This morning I began to intentionally set my mind on the special service my congregation will have this evening. Every Thursday before Easter Sunday we celebrate what we call Lovefeast & Communion. Essentially this is a time to gather for self-examination (confession & assurance of forgiveness), feetwashing, a simple meal around the table together, and finally the Eucharist. This sacred event serves as one of those liturgical practices in the church that reorders our life together in relationship to God through Jesus.
The examination is nothing more than our realization and admittance of our inability to see, hear and live in the way that Jesus taught. It is both a confession of our failures as well as a profession of our faith in Jesus. What this time does is to tenderize our hearts (our desires) in preparation for re-formation. In terms of worship, we are posturing ourselves in submission to God in preparation to give and receive the love and care that exalts Jesus.
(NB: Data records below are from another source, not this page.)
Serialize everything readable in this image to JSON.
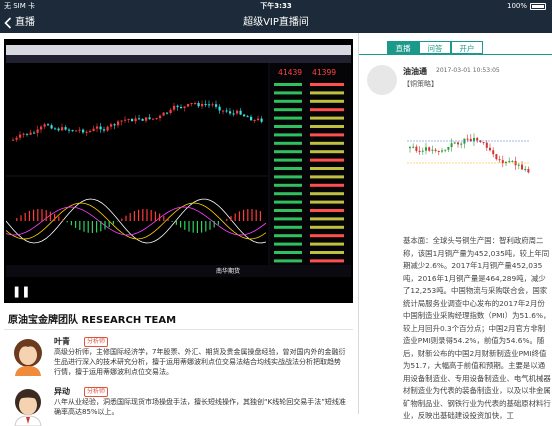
{
  "status_bar": {
    "carrier": "无 SIM 卡",
    "time": "下午3:33",
    "battery": "100%"
  },
  "nav": {
    "back_label": "直播",
    "title": "超级VIP直播间"
  },
  "video": {
    "play_icon": "pause-icon",
    "chart_prices": [
      "41439",
      "41399"
    ],
    "chart_caption": "南华期货"
  },
  "team": {
    "title": "原油宝金牌团队 RESEARCH TEAM",
    "members": [
      {
        "name": "叶青",
        "tag": "分析师",
        "desc": "高级分析师，主修国际经济学，7年股票、外汇、期货及贵金属操盘经验，曾对国内外的金融衍生品进行深入的技术研究分析，擅于运用蒂娜波利点位交易法结合均线实战战法分析把取趋势行情，擅于运用蒂娜波利点位交易法。"
      },
      {
        "name": "异动",
        "tag": "分析师",
        "desc": "八年从业经验，洞悉国际现货市场操盘手法，擅长短线操作，其独创“K线轮回交易手法”短线准确率高达85%以上。"
      }
    ]
  },
  "tabs": [
    {
      "label": "直播",
      "active": true
    },
    {
      "label": "问答",
      "active": false
    },
    {
      "label": "开户",
      "active": false
    }
  ],
  "post": {
    "user": "油油通",
    "time": "2017-03-01 10:53:05",
    "category": "【铜策略】",
    "text": "基本面：全球头号铜生产国：智利政府周二称，该国1月铜产量为452,035吨，较上年同期减少2.6%。2017年1月铜产量452,035吨，2016年1月铜产量是464,289吨，减少了12,253吨。中国物流与采购联合会，国家统计局服务业调查中心发布的2017年2月份中国制造业采购经理指数（PMI）为51.6%，较上月回升0.3个百分点；中国2月官方非制造业PMI则录得54.2%，前值为54.6%。随后，财新公布的中国2月财新制造业PMI终值为51.7，大幅高于前值和预期。主要是以通用设备制造业、专用设备制造业、电气机械器材制造业为代表的装备制造业，以及以非金属矿物制品业、钢铁行业为代表的基础原材料行业，反映出基础建设投资加快，工"
  }
}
Having surrendered ourselves to the reality of our finite and flawed existence in the presence of infinite perfection we take up the towel and basin. There are two points in this part of the ceremony that require more reflection. John 13 begins with Jesus preparing to demonstrate the full extent of his love to his disciples. Now this is meant to be interpreted two ways. One that in the event around the table this will be expressed. And secondly the ultimate expression of this love occurs in his glorification on the cross. Now I’m convinced that we cannot understand the latter interpretation unless we get the former. Often times, chapter 13 is simply interpreted as Jesus providing an example of humble service. I have even heard it used as a means of describing servant leadership. While there may be some aspect of these expressed within this passage, more significantly it represents a living parable of life together as disciples. Jesus is pouring out his love through an act that symbolically washes away sin. There is a definite connection between this cleansing and the cleansing of baptism. However, while baptism primarily attends to the vertical relationship between the Creator and the creation, feetwashing provides the symbol of cleansing of communal brokenness. It is necessary to sit vulnerably open to being washed (confession) by sisters and brothers as well as washing (forgiving) the feet of sisters and brothers. In the church this act is sealed with an embrace (a holy kiss in some congregations) expressing the unity that reconciliation brings.
Once the feet have been washed then the brothers and sisters are prepared to sit at the table and share a simple meal at which they break bread together. This meal not only looks back reflecting upon the last supper, but more significantly looks ahead to the table of the wedding feast of the Lamb. In contrast this is a simple meal (not a literal feast) that is shared remembering that we are living in a world where not everyone has food to eat. It sorrowfully acknowledges those currently suffering, but doing so with full gratitude for the table set before them to share the necessities of life.
Finally, while seated around the table, the brothers and sisters take the bread in their hands, break it together and confess in unison that the bread they break is the body of Christ broken for them. In much the same way, following a blessing they take a cup and with a similar confession drink from the cup. This is followed by a song and a benediction after which some leave to their homes and some remain to clean up.
What I find so significant about this sacred time is that in the mimetic exercise of this drama my “heart” is in some way re-formed. It is not merely an intellectual change of mind. I can experience that by reading a well formed argument. It is far more in that it to some degree transforms my life, my posture, my desire, my attitude. In ways that escape words, I sense that my life becomes a little bit more like that of Jesus. In his little book, Shaped by the Word, Richard Mulholland describes how religious icons are created in a way that moves the mind from the intellect to the affective part of the brain. In this way it changes the perception of the individual in such way as to move beyond trying to control the text to being shaped by it. In much the same way this symbol is iconographic in that it requires us to transition out of the left side of our brain that examines and analyzes to the affective side that becomes open to the formative experience of participation. While my Anabaptist sensibilities resist this terminology, I am convinced that in this way this symbol is sacramental disseminating the loving grace of our Lord Jesus upon the community transforming the current context into the eschatological hoped for community—even if only for a moment.